*** Opening DATA FOR THE TASK ***

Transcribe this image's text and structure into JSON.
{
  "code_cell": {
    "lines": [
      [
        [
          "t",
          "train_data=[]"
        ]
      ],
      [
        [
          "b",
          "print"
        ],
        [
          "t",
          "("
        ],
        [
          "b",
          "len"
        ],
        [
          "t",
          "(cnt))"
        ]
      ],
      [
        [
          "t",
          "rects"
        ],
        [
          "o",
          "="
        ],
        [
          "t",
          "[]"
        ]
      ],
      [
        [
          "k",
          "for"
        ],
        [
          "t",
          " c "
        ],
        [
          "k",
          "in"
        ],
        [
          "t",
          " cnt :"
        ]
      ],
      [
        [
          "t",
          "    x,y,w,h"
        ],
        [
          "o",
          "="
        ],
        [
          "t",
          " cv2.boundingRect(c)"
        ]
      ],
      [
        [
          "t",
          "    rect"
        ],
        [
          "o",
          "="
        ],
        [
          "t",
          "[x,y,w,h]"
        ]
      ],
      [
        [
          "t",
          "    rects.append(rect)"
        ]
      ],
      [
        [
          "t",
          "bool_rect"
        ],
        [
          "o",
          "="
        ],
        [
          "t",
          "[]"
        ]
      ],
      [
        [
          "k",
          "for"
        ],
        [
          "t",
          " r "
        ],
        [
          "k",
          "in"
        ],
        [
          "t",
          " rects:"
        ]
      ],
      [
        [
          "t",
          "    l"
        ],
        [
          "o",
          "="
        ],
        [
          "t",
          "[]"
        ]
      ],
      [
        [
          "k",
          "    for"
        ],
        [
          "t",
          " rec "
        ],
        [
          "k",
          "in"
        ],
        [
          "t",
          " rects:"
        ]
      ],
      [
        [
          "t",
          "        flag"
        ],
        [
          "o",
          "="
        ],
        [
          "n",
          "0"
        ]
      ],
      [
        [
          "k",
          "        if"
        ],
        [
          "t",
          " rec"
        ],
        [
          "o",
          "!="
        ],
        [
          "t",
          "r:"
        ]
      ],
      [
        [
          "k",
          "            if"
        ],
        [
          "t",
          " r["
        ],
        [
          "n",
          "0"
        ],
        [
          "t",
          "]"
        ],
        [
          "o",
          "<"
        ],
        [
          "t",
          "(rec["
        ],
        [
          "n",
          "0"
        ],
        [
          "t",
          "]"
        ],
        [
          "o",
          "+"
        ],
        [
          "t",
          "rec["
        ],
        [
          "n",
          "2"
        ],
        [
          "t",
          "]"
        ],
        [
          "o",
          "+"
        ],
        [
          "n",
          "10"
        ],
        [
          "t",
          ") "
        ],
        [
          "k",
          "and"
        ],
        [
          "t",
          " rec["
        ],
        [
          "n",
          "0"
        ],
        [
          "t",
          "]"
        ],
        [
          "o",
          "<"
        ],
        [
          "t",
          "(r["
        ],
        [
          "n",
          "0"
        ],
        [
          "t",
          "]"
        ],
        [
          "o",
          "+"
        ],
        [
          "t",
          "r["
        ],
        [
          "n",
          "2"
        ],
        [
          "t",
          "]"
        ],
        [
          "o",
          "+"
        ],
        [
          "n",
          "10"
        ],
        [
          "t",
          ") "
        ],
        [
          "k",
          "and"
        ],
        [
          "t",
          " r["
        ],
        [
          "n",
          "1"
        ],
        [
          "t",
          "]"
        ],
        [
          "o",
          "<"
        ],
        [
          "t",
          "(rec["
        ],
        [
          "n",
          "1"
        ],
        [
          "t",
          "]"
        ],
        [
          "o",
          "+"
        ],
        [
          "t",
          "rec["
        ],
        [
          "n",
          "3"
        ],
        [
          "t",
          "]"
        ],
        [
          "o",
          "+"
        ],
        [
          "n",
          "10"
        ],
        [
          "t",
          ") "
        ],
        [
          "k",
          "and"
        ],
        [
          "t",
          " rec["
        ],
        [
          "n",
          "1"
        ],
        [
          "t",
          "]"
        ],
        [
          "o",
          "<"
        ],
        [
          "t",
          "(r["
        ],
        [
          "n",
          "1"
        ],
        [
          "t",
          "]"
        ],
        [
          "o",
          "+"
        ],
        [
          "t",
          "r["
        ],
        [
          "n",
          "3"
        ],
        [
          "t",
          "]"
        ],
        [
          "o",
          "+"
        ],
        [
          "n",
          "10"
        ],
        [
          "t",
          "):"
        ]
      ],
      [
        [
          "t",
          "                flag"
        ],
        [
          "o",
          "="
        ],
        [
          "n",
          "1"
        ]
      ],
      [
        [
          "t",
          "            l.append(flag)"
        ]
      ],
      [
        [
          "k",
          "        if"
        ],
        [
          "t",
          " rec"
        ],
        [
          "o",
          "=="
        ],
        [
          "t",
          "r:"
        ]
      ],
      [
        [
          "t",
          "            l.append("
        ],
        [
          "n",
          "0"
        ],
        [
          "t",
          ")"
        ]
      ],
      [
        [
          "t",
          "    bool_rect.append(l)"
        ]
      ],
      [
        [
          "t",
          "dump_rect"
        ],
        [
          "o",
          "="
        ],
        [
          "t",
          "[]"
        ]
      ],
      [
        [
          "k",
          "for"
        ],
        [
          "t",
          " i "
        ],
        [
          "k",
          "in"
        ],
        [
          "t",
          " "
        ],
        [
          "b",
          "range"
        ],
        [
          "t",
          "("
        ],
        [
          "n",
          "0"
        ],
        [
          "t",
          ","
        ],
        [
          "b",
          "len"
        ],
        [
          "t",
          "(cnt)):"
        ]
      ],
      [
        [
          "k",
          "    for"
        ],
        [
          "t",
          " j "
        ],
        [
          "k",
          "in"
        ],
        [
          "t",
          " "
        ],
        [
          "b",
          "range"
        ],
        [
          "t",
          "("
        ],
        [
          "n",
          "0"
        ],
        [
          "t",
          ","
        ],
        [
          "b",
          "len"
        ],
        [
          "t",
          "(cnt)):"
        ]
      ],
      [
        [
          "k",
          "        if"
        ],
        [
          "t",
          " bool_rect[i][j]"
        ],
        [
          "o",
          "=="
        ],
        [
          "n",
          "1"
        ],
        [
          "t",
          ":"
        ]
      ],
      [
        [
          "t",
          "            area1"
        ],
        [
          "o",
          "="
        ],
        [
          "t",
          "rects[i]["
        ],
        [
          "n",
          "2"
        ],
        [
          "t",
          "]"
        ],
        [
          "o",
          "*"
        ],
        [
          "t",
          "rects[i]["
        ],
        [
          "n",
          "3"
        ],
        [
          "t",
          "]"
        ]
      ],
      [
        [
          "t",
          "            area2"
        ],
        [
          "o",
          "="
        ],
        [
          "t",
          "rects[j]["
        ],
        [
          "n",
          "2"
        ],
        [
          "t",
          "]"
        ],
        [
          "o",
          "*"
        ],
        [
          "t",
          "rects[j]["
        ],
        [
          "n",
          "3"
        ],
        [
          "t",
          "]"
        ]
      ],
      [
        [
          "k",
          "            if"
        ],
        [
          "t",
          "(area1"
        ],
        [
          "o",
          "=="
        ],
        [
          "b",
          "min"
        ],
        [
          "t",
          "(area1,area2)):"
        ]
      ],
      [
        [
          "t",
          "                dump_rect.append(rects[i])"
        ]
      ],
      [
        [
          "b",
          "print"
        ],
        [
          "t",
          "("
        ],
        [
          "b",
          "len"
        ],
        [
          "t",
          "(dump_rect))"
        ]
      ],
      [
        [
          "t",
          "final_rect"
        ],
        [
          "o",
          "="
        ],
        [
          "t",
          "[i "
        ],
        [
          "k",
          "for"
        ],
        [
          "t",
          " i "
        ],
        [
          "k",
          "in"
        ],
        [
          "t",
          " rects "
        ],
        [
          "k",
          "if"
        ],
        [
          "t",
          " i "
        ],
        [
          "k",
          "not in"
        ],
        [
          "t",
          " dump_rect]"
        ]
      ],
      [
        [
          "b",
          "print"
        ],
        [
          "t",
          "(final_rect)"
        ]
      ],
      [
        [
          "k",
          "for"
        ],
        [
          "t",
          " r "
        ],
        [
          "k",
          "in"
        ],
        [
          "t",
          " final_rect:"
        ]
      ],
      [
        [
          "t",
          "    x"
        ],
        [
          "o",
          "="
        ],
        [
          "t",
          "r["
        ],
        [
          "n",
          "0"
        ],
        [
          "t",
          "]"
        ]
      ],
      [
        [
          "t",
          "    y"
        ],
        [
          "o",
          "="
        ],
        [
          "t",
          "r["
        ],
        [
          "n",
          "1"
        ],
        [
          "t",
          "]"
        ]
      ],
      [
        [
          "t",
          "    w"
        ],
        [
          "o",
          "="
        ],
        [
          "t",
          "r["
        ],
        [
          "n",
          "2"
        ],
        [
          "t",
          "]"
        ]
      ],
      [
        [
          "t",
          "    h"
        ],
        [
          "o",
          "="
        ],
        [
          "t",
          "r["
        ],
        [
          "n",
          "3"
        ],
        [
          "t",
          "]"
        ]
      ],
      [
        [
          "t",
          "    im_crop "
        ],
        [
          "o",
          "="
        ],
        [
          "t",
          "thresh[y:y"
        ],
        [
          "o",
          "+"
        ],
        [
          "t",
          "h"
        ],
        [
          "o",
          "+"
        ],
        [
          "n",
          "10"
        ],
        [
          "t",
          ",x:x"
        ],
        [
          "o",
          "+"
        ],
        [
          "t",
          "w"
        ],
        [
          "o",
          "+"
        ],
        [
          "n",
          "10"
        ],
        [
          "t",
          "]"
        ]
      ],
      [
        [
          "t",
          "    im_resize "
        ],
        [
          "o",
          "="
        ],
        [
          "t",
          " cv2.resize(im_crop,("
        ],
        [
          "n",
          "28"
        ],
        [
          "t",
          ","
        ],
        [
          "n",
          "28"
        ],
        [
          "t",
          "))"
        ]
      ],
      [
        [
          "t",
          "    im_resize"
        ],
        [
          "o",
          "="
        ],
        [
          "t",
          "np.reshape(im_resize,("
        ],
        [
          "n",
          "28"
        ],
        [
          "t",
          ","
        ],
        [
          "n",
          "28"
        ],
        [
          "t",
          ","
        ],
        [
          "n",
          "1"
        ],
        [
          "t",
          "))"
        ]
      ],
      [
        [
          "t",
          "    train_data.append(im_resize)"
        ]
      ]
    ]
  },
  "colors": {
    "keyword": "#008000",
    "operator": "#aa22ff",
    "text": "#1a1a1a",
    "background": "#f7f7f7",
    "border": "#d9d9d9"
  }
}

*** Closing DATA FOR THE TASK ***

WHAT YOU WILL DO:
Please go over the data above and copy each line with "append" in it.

EXERCISE RESULT:
          "    rects.append(rect)"
          "            l.append(flag)"
          "            l.append("
          "    bool_rect.append(l)"
          "                dump_rect.append(rects[i])"
          "    train_data.append(im_resize)"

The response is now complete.